Sunday, October 7, 2007 | 08:19 AM ET
It took a while, but the streets of St. John's finally look like there's an election underway. Major thoroughfares are lined with blue, red and orange, although I have to agree with a Telegram editorial of a few days ago, which noted that - at least on the northeast Avalon - "the number of signs pounded into public property vastly outnumber the signs that voters have agreed to have on their own land."
That being said, we've also noticed some signage oddities along the campaign trail ... some of which we've mentioned on the air. First, a refresher:
Above is an image of Danny Williams, on his first trip to Torngat Mountains district in Labrador, to campaign with candidate Patty Pottle. (The second visit, this week, you may recall, is when Williams all but promised voters that Pottle will get a cabinet seat if she wins.) A quick look at the spelling of the district will let you know that there's not much time for proofreading in the haste to get signs made.
[UPDATE: The PC campaign called to say that "Torngait" is how many Inuit spell the word.]
For our second image, here's a question: how possessive is Danny Williams, anyway?
Our eagle-eyed reporter-slash-grammarian Doug Greer spotted this error while interviewing Humber East incumbent Tom Marshall, who - to his credit - fessed up to not catching the cat-apostrophe on his sign. No need for that little bit of punctuation, as Williams is the modifier in this phrase. (Grammar fans, all two of you, may be interested to know that CBCNews.ca style on expressing the premier's name in a possessive form is to say, for instance, "Williams's team," but without the "the." )
Recycling is a good thing, even on the campaign trail. Gemma Schlamp-Hickey, running for the NDP in St. John's East, is making good use of signs she evidently had made earlier this year ... for the byelection in Kilbride district. A close look at the photo above shows how easy it is to freshen up a perfectly good sign.

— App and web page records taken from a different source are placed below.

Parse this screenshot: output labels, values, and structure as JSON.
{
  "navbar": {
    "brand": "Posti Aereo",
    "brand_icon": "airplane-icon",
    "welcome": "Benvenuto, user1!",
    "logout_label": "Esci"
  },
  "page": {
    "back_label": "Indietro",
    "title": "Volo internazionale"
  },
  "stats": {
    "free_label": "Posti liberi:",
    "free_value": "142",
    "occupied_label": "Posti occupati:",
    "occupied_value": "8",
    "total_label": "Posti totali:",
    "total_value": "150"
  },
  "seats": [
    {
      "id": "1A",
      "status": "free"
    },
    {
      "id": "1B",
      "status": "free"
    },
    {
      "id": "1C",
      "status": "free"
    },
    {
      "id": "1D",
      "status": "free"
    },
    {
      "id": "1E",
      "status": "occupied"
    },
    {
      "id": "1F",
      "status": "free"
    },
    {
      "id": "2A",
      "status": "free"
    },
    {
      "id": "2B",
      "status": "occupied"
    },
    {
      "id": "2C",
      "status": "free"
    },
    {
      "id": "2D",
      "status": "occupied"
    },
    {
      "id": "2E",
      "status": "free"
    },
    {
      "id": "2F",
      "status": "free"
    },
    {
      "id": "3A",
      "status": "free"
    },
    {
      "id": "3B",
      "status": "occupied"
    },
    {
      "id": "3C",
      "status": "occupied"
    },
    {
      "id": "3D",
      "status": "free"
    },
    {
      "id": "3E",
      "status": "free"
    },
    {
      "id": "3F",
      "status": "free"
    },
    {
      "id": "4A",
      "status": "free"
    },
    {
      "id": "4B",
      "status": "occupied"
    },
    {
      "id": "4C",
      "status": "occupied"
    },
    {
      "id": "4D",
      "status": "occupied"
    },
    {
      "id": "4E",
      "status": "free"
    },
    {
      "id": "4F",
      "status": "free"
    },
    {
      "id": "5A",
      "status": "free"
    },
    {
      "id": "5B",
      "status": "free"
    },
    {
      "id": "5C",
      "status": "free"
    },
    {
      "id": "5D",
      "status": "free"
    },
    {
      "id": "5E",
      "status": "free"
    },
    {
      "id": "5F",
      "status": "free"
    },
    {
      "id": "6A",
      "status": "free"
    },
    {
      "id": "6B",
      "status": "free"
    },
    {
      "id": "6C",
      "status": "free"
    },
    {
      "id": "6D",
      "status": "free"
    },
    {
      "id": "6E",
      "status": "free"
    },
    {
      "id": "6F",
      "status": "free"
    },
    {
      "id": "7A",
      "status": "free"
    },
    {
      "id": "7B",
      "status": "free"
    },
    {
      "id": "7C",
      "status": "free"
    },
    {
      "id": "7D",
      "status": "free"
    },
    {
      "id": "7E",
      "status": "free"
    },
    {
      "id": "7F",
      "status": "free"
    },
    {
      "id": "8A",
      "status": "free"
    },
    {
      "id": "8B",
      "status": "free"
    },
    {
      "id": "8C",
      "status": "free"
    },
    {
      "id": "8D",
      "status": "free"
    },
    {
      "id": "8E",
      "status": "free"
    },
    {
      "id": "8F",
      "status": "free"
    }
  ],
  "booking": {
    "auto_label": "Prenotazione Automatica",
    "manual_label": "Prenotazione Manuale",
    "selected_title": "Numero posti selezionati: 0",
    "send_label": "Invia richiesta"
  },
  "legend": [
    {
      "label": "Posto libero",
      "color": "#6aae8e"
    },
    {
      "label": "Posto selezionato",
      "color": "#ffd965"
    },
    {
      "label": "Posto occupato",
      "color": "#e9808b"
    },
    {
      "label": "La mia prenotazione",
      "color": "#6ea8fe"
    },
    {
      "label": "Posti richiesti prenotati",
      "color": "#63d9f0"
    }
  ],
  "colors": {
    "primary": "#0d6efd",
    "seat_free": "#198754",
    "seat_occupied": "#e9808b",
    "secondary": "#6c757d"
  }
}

Speaking of recycling, Doug noticed this sign amid a display of signage at the Liberal party campaign launch a few weeks back. Is it just us, or does that blue lettering on some Simon Lono signs - with red banners stickered across - suggest the signs were retailored from some other use (municipal campaign, perhaps), or what?
- John Gushue